→ **PROBLEM TO WORK ON**
The records follow. Filter them to the lines that hold "Anclar".

→ **DATA TO USE**
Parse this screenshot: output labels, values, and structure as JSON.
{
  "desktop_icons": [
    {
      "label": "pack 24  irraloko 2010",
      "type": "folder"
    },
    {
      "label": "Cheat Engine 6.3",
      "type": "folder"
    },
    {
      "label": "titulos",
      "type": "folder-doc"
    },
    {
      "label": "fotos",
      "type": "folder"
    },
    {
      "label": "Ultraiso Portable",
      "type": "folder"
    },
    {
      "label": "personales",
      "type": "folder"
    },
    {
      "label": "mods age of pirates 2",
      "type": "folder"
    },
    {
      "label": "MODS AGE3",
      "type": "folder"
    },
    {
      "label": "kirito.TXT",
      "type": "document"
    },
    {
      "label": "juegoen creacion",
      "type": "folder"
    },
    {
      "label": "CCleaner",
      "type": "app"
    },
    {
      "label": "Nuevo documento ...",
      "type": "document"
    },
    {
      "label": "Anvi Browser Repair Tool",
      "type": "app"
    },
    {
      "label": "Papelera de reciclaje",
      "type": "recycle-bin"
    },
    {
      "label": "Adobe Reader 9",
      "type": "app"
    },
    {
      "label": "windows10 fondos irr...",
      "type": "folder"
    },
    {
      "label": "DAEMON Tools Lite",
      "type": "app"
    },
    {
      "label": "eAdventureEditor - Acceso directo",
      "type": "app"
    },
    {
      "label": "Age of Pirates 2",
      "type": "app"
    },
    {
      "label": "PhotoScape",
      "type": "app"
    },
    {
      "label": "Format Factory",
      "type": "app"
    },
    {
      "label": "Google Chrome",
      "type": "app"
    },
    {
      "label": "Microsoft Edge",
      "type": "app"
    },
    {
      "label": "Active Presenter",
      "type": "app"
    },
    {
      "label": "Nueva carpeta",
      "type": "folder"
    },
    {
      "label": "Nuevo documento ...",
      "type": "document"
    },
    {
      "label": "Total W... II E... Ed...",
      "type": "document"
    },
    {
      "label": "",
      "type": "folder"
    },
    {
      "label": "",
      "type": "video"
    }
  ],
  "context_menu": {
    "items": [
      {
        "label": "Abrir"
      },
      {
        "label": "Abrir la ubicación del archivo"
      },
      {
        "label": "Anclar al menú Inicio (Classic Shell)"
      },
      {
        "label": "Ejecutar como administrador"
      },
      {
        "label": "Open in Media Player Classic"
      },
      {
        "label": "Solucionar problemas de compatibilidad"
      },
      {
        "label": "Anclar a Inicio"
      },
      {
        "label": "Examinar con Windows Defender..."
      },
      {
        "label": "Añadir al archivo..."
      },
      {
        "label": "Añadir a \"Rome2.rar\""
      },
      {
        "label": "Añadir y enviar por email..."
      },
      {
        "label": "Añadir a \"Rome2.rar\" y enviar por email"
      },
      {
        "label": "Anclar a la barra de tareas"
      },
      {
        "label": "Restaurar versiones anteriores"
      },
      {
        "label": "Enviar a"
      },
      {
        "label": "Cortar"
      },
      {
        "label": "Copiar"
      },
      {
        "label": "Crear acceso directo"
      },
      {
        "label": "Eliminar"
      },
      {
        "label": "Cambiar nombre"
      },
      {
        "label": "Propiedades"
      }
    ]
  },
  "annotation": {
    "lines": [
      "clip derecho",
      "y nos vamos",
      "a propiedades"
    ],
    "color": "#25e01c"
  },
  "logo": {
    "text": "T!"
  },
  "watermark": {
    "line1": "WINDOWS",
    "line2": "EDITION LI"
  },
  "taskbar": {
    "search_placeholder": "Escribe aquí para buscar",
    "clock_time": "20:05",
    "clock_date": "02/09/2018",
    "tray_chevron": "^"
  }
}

→ **SOLVED EXERCISE**
        "label": "Anclar al menú Inicio (Classic Shell)"
        "label": "Anclar a Inicio"
        "label": "Anclar a la barra de tareas"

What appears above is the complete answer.